Find Asymptotes, Critical and Inflection Points

This example describes how to analyze a simple function to find its asymptotes, maximum, minimum, and inflection point.

Define a Function

The function in this example is

f(x)=3x2+6x1x2+x3.

To create the function, enter the following commands:

syms x
num = 3*x^2 + 6*x -1;
denom = x^2 + x - 3;
f = num/denom
f = 
(3*x^2 + 6*x - 1)/(x^2 + x - 3)

Plot the function f by using fplot. The fplot function automatically shows horizontal asymptotes.

fplot(f)

Find Asymptotes

To mathematically find the horizontal asymptote of f, take the limit of f as x approaches positive infinity:

limit(f, inf)
ans = 
3

The limit as x approaches negative infinity is also 3. This result means the line y = 3 is a horizontal asymptote to f.

To find the vertical asymptotes of f, set the denominator equal to 0 and solve by entering the following command:

roots = solve(denom)
roots =
 - 13^(1/2)/2 - 1/2
   13^(1/2)/2 - 1/2

Note

MATLAB® does not always return the roots to an equation in the same order.

roots indicates that the vertical asymptotes are the lines

x=1+132,

and

x=1132.

Find Maximum and Minimum

You can see from the graph that f has a local maximum between the points x = –2 and x = 0, and might have a local minimum between x = –6 and x = –2. To find the x-coordinates of the maximum and minimum, first take the derivative of f:

f1 = diff(f)
f1 = 
(6*x + 6)/(x^2 + x - 3) - ((2*x + 1)*(3*x^2 + 6*x - 1))/(x^2 + x - 3)^2

To simplify this expression, enter

f1 = simplify(f1)
f1 =
 -(3*x^2 + 16*x + 17)/(x^2 + x - 3)^2

Next, set the derivative equal to 0 and solve for the critical points:

crit_pts = solve(f1)
crit_pts =
 - 13^(1/2)/3 - 8/3
   13^(1/2)/3 - 8/3

It is clear from the graph of f that it has a local minimum at

x1=8133,

and a local maximum at

x2=8+133.

You can plot the maximum and minimum of f with the following commands:

fplot(f)
hold on
plot(double(crit_pts), double(subs(f,crit_pts)),'ro')
title('Maximum and Minimum of f')
text(-4.8,5.5,'Local minimum')
text(-2,4,'Local maximum')
hold off

Find Inflection Point

To find the inflection point of f, set the second derivative equal to 0 and solve.

f2 = diff(f1);
inflec_pt = solve(f2,'MaxDegree',3);
double(inflec_pt)

This returns

ans =
  -5.2635 + 0.0000i
  -1.3682 - 0.8511i
  -1.3682 + 0.8511i

In this example, only the first element is a real number, so this is the only inflection point.
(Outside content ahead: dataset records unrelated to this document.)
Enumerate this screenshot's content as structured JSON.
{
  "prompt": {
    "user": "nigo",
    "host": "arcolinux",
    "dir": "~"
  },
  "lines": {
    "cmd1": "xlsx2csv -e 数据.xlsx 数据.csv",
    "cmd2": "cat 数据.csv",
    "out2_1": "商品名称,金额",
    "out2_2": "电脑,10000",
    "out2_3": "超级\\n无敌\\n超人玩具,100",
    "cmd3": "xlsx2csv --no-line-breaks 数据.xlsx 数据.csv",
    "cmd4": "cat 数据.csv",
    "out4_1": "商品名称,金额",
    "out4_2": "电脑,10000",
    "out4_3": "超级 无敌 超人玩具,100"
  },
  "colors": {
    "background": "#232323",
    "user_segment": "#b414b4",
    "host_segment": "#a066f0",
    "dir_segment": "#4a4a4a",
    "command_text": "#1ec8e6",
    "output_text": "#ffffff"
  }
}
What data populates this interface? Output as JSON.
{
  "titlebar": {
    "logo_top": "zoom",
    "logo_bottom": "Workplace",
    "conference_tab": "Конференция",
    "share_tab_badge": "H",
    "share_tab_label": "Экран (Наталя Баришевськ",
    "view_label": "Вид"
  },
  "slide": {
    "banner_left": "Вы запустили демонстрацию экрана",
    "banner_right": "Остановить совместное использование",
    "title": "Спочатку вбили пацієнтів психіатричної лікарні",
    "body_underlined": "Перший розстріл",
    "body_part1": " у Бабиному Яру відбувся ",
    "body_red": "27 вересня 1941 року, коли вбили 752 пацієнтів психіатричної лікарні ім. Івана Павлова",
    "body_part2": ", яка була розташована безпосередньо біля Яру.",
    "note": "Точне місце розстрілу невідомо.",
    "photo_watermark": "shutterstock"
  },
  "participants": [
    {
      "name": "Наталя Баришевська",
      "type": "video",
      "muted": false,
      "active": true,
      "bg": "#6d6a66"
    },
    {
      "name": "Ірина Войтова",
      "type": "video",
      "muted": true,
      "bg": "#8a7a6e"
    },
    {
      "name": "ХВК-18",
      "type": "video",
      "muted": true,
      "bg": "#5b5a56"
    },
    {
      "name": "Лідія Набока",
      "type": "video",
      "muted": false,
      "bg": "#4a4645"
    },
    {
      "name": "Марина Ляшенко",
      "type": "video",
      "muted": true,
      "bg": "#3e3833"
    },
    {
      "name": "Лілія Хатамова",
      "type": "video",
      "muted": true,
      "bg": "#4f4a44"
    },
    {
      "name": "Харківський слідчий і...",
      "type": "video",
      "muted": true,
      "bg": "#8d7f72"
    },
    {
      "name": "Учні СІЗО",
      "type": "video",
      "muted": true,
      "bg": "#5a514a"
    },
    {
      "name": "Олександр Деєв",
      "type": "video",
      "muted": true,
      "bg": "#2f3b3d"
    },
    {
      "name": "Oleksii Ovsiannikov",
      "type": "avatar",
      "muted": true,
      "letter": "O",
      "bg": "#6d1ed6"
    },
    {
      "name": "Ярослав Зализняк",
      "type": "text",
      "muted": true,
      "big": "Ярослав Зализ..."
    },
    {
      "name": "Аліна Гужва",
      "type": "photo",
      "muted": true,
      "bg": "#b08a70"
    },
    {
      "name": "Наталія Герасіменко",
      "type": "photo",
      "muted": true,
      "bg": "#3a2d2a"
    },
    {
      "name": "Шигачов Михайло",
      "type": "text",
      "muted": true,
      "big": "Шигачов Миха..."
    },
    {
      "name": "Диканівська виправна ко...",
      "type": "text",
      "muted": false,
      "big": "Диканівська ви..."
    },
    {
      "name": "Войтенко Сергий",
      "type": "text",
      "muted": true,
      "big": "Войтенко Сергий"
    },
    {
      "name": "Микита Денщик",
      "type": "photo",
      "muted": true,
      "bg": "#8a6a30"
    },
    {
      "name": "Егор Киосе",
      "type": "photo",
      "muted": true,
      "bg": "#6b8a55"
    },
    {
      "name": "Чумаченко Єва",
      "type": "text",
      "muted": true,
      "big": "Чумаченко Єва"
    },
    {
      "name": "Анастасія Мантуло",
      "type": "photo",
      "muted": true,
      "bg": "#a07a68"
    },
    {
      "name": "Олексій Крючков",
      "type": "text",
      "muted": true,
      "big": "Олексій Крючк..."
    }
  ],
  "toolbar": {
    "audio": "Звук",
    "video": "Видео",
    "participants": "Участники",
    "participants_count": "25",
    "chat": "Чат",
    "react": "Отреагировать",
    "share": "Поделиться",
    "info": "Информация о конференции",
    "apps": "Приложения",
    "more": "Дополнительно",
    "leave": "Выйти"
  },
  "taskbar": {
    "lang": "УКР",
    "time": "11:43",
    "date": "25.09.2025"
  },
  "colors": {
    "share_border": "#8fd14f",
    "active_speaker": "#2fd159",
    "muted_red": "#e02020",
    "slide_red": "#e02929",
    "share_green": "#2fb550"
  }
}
The order of the roots can vary.

Rather than selecting the real root by indexing into inter_pt, identify the real root by determining which roots have a zero-valued imaginary part.

idx = imag(double(inflec_pt)) == 0;
inflec_pt = inflec_pt(idx);

To obtain the value of the inflection point, enter

vpa(inflec_pt)
ans =
 
-5.2635217342053210183437823783747

Plot the inflection point. The extra argument, [-9 6], in fplot extends the range of x values in the plot so that you see the inflection point more clearly, as shown in the following figure.

fplot(f, [-9 6])
hold on
plot(double(inflec_pt), double(subs(f,inflec_pt)),'ro')
title('Inflection Point of f')
text(-7,1,'Inflection point')
hold off